Alpackas are a LOT tougher than they seem. Check out the video on their site showing how one that had been sliced up by a bear was repaired using only the materials in the standard repair kit: http://www.alpackaraft.com/index.cf...ield-&-Home-Repairs&viewpost=2&ContentId=2714



Active Member
I have to echo Kent on his durability vs price thought. Price escalates quickly along the durability curve. If I were you, I'd either save your dollars and get either a Watermaster (a used one, if you happen to be as lucky as myself--thanks, Kent!!!) or one of those rival models. If not, consider a very modest, though packable, float tube. Most are durable enough to suffer a packed trip. A small battery-powered pump will take care of your inflation needs. If you're travelling with friends, then it wouldn't take much for everyone to share a pump. "I carry the pump, and you carry the booze!" What a deal!!!

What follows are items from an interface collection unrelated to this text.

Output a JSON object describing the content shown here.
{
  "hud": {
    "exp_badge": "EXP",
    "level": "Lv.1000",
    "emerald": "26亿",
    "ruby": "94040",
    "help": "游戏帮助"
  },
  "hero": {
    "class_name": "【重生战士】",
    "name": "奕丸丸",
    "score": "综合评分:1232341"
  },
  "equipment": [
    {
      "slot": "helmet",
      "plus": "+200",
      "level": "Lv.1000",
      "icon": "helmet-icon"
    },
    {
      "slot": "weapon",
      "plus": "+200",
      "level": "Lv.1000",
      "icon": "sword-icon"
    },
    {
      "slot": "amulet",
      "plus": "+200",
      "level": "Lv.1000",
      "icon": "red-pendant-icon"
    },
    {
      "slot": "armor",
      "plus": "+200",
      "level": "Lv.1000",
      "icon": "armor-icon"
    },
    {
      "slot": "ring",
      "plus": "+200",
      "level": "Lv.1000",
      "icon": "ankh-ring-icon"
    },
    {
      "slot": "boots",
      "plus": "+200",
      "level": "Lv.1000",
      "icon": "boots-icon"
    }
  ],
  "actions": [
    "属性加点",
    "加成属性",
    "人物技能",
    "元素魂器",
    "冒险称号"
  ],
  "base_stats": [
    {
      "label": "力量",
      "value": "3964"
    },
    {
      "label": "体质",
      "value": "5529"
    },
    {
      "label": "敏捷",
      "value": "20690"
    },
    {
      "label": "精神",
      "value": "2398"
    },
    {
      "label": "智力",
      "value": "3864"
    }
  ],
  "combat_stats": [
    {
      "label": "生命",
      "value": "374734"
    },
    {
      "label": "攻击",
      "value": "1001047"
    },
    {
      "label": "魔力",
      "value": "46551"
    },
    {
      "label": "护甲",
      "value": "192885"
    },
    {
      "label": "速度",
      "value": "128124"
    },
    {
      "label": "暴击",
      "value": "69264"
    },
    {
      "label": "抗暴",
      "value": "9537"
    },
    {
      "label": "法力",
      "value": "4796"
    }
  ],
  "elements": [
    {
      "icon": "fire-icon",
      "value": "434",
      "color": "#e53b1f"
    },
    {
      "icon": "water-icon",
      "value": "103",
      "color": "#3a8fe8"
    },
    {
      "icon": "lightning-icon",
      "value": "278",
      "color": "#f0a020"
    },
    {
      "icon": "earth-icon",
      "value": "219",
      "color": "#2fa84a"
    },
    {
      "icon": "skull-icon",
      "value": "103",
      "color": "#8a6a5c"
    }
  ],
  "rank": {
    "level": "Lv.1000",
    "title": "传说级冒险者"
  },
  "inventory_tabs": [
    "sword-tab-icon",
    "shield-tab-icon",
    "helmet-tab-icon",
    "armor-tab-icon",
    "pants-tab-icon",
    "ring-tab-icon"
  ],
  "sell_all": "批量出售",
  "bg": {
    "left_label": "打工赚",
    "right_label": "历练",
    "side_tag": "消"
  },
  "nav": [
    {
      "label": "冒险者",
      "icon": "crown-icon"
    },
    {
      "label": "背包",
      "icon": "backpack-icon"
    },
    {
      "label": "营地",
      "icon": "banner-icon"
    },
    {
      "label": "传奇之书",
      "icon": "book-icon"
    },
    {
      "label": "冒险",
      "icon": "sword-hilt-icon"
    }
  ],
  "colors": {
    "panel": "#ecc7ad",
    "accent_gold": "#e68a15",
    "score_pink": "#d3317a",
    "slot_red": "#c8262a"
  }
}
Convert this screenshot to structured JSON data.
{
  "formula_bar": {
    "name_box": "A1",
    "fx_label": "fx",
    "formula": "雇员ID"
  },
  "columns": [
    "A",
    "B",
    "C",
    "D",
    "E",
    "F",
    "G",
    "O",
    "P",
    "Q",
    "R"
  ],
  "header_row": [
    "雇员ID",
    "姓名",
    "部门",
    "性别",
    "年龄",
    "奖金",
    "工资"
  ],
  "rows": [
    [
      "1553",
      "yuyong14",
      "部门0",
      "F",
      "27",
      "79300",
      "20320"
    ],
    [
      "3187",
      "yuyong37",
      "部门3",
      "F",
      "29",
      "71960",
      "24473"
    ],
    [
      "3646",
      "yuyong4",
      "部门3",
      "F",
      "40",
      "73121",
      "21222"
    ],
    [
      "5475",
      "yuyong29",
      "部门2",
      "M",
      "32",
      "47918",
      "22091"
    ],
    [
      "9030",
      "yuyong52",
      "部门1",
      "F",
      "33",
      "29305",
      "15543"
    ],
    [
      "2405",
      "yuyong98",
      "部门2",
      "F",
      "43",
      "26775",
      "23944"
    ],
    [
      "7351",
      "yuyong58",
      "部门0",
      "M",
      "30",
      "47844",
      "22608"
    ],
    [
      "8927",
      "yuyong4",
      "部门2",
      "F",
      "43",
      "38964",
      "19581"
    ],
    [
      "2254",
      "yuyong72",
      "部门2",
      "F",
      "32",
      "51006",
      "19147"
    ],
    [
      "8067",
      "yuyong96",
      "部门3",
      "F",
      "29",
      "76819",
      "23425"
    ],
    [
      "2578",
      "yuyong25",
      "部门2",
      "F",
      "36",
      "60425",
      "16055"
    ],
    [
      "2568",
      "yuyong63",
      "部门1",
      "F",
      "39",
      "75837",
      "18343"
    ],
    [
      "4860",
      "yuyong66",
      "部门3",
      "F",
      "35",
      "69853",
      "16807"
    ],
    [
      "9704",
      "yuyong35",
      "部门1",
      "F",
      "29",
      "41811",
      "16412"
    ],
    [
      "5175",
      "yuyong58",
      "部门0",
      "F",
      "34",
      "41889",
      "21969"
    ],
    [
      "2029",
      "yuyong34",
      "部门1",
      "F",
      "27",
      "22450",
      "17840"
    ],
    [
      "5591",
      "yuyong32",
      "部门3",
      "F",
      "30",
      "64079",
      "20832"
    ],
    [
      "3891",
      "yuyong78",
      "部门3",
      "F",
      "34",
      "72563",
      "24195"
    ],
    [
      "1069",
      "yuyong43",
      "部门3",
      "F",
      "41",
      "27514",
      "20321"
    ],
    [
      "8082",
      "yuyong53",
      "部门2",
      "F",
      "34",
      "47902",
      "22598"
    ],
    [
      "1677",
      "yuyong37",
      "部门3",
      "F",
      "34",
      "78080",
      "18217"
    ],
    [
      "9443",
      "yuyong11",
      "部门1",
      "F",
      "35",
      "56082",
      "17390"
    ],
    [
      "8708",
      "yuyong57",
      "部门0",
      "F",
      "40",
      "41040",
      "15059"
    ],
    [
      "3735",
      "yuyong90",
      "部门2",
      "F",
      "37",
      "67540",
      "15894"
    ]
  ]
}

Float tubes demand fins, boots, and waders. Rafts demand oars. In either case, you are looking at either weight or bulk. Believe me when I say this, but I've mountain biked, on separate occasions, a Sevylor raft and a float tube to the same 2+ miles destination. If I had a pair of hard-soled booties, instead of wading boots, I would put the business of transporting a float tube over a raft any day. The most basic FT and gear will fit into a smaller space than a raft and oars. Then again, both are a lot to transport.

I hope you're in your twenties or a buck-strong thirties.

That's my take in a nutshell.

--Dave E.

Brian Miller

Be vewy vewy qwiet, I'm hunting Cutthwoat Twout
...Float tubes demand fins, boots, and waders. Rafts demand oars. In either case, you are looking at either weight or bulk... Then again, both are a lot to transport. I hope you're in your twenties or a buck-strong thirties. That's my take in a nutshell. --Dave E.
Forgive as I reminisce....

~15 years ago I humped my fly rod, waders, booties, fins, 1st gen uboat and overnight gear 4+ miles into a lake near MNRP with my young son. While he fished and played on the beach I got out in the tube and caught a few fish trolling a fly. On day 2 the cool temperature had reduced the effective air pressure in my tube so I came back to shore. I made a couple of casts from a boulder and watched as the fish scattered when spooked by the fly line hitting the water. Then who should walk the by the campsite but the owner of the local fly shop back home who sold me my gear. I said "hi" and he said "Hey Brian, what the heck are you lugging that stuff up here for?" After exchanging pleasantries, he walked halfway around the lake, rigged up an ultralight spinning rod with a fly and teardrop float and proceded to hammer the fish; something I had done years before on high lakes & streams before taking up flyfishing.

The next week I picked up nice ultralight spin outfits and my son & I dayhiked 4+ miles to a lake near White Pass. A guy had brought in a float tube on horseback and was fly fishing. I didn't notice him catching any fish as I rigged our rods with a fly and teardrop float. Standing in calf deep water with sandals on we cast far out into the lake we both had fish on the first cast using a very slow retrieve. We fished for a couple of hours and I don't recall seeing the fly angler land any more fish than we did.

I really like Fly fishing on high streams that hold wild cutts but I'm not sure I would backpack overnight with a fly outfit again.